# Task material:
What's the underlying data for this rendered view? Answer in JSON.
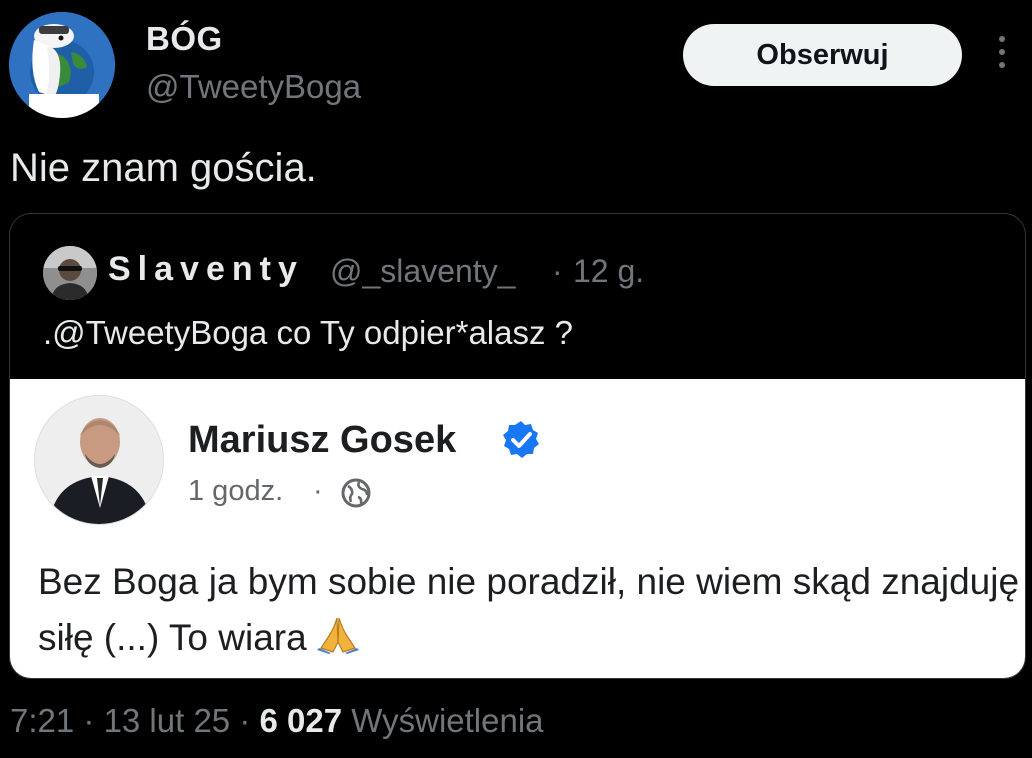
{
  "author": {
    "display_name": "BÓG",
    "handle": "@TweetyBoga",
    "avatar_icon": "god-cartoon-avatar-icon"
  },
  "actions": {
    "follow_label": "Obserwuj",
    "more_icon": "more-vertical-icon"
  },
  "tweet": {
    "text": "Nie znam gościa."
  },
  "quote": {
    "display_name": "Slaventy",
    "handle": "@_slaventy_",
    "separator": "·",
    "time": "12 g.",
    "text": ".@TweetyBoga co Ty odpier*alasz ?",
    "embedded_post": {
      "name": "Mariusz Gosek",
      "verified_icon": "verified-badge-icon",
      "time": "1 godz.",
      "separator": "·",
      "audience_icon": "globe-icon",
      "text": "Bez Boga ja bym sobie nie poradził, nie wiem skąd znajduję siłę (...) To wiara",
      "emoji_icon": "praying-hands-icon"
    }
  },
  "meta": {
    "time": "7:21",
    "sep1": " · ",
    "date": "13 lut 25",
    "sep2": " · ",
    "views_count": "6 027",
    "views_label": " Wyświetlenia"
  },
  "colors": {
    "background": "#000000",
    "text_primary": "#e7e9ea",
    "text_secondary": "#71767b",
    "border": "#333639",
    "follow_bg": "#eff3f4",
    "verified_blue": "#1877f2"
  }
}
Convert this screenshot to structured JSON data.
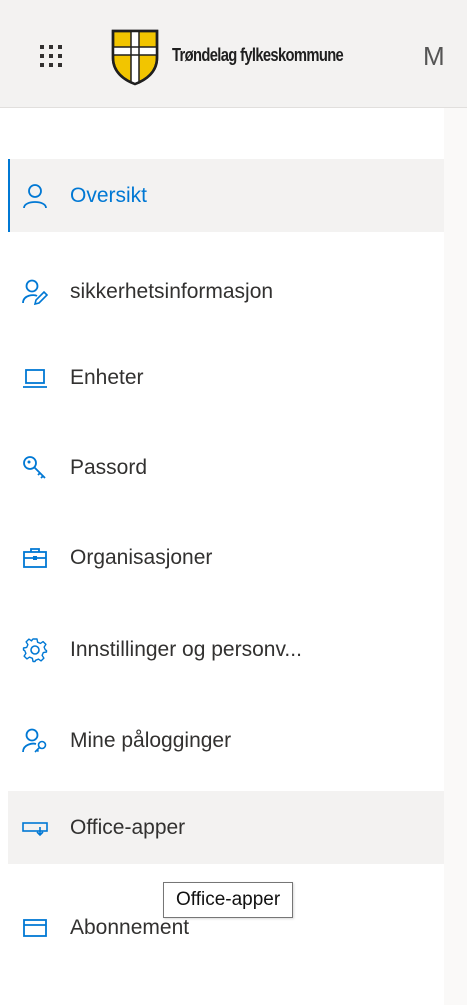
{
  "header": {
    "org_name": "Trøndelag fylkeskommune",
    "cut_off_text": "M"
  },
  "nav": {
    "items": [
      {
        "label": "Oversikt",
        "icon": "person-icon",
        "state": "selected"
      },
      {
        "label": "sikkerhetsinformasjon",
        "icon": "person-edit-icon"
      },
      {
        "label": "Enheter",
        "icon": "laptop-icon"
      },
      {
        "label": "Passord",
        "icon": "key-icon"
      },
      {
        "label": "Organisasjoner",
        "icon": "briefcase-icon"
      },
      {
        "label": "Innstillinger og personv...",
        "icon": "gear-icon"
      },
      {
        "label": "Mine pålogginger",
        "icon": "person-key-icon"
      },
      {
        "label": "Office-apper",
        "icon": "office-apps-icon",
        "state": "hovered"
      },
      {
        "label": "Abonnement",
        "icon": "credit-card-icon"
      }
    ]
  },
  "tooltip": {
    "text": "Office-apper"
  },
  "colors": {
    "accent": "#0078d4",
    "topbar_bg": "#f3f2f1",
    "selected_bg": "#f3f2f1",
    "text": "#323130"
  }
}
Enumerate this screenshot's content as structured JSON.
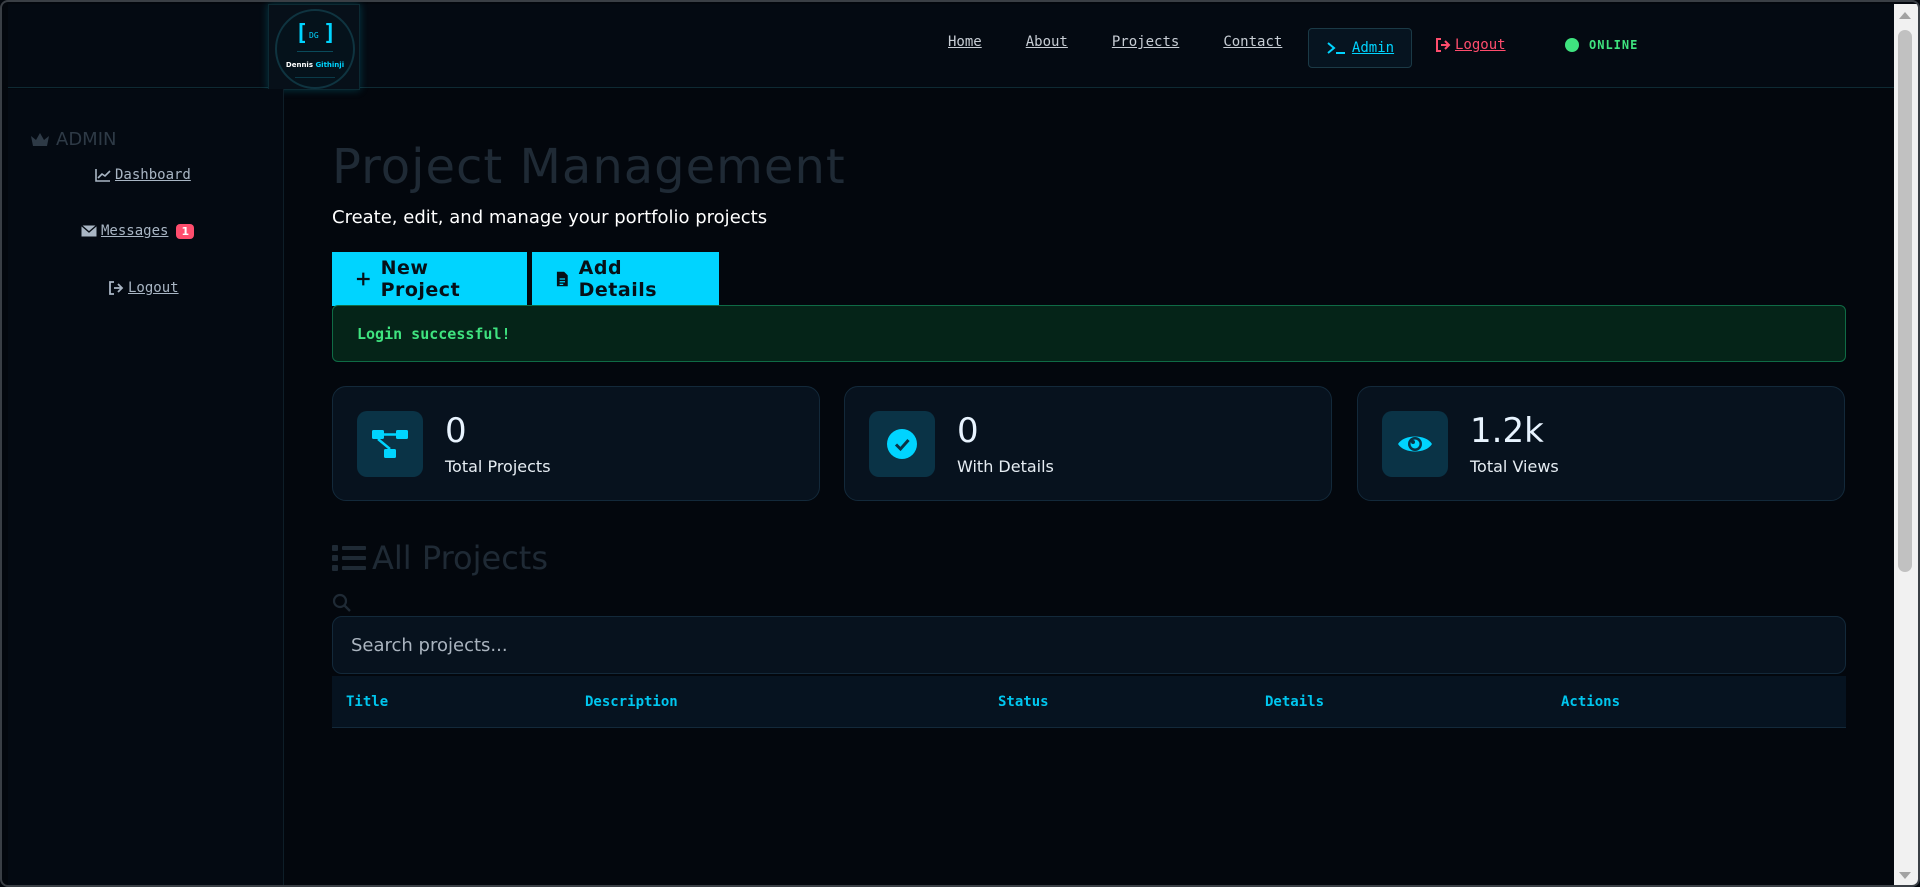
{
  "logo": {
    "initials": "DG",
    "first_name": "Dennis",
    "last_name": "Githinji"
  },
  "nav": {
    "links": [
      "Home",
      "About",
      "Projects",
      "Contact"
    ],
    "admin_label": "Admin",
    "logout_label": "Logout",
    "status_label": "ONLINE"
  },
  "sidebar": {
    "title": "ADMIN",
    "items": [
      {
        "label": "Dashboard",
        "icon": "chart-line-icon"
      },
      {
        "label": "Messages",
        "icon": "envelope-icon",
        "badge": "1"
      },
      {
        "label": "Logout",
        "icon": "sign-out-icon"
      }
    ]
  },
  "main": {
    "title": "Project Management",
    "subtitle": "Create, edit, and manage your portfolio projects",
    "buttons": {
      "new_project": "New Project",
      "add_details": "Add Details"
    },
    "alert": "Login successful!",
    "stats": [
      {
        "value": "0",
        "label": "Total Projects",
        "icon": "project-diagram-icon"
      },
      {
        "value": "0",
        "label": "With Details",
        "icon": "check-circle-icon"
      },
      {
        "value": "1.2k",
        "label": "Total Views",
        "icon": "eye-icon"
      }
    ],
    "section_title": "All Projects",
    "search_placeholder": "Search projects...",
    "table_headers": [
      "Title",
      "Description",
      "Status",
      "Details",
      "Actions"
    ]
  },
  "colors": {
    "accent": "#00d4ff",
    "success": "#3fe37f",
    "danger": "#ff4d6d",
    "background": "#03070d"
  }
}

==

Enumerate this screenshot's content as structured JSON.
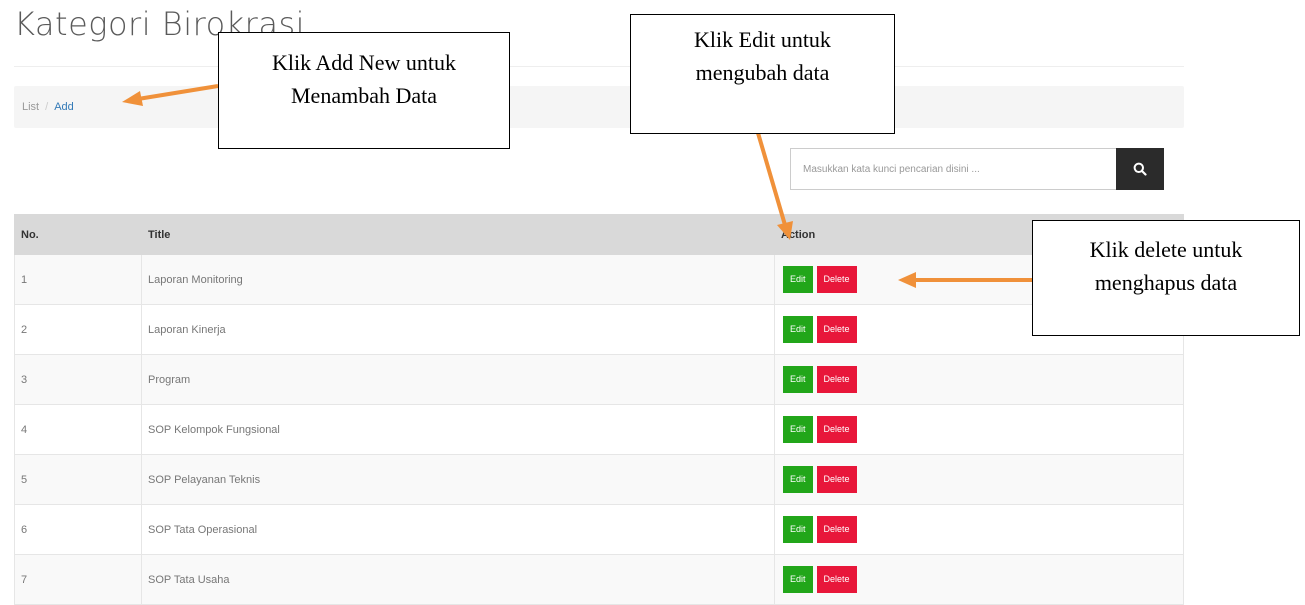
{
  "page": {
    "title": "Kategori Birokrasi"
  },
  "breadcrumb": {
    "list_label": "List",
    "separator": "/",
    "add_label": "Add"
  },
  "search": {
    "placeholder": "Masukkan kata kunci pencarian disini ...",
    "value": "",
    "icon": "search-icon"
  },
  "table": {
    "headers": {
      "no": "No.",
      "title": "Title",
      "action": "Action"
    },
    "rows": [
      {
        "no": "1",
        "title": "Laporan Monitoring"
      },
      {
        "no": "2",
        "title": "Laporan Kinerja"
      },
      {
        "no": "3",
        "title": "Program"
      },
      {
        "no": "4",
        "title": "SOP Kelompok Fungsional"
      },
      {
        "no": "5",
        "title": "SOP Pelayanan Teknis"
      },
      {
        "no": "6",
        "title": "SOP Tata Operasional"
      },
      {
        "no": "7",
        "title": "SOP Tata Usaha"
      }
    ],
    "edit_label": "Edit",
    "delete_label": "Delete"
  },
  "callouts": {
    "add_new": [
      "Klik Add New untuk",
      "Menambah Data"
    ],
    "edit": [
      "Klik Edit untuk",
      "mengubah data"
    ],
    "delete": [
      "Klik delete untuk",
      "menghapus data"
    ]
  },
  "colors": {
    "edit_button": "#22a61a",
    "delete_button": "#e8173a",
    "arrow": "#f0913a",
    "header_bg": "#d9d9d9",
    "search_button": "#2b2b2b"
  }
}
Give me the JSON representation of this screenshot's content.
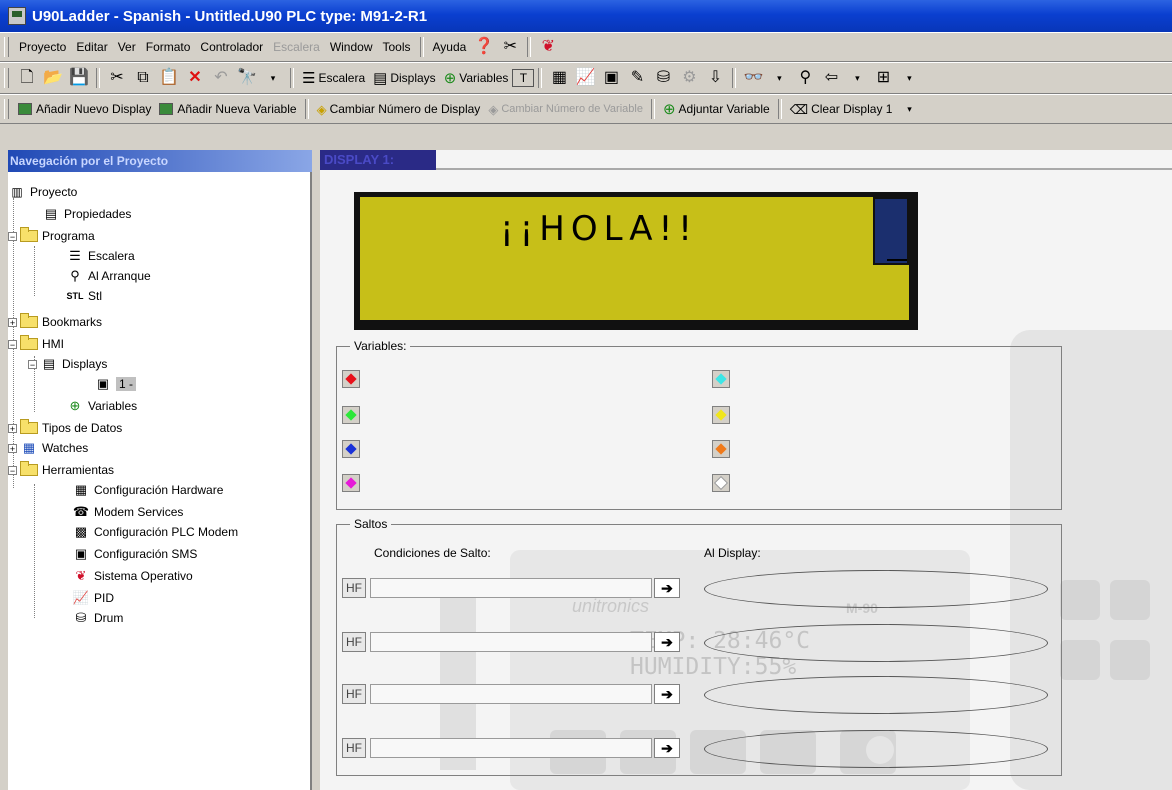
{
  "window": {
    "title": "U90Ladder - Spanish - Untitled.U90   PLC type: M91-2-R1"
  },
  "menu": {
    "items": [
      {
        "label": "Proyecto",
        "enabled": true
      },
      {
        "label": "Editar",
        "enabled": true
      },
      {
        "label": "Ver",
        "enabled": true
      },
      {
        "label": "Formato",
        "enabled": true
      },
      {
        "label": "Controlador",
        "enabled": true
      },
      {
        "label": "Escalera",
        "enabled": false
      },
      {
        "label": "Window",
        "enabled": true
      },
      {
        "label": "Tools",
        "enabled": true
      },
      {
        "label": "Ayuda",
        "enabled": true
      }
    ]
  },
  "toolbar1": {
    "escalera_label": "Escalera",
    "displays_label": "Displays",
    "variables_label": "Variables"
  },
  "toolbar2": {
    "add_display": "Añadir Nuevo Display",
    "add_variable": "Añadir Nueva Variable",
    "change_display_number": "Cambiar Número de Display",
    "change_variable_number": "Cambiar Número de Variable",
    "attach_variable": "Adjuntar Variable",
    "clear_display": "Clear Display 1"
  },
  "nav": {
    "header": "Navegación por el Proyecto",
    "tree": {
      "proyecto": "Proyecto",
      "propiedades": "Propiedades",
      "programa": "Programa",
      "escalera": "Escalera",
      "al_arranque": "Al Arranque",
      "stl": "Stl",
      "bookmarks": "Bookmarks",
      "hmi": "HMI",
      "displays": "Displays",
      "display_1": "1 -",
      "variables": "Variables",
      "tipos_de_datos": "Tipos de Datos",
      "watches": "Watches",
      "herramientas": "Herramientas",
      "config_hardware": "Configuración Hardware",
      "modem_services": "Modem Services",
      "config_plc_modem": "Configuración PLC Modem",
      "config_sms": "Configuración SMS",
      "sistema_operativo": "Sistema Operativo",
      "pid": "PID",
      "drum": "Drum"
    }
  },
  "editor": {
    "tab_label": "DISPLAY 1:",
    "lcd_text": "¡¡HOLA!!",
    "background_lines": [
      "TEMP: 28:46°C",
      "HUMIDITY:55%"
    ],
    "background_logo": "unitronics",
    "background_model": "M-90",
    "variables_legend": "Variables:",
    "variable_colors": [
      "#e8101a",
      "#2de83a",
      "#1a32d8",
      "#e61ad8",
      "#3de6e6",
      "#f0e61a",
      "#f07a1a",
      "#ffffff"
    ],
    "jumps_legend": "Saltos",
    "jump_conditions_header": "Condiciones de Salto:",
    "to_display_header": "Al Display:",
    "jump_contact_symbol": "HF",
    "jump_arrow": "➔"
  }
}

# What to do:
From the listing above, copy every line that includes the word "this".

# Response area:
What's the underlying data for this rendered view? Answer in JSON.
Convert this screenshot to structured JSON data.
Enumerate this screenshot's content as structured JSON.
Enumerate this screenshot's content as structured JSON.
Give me the JSON representation of this screenshot's content.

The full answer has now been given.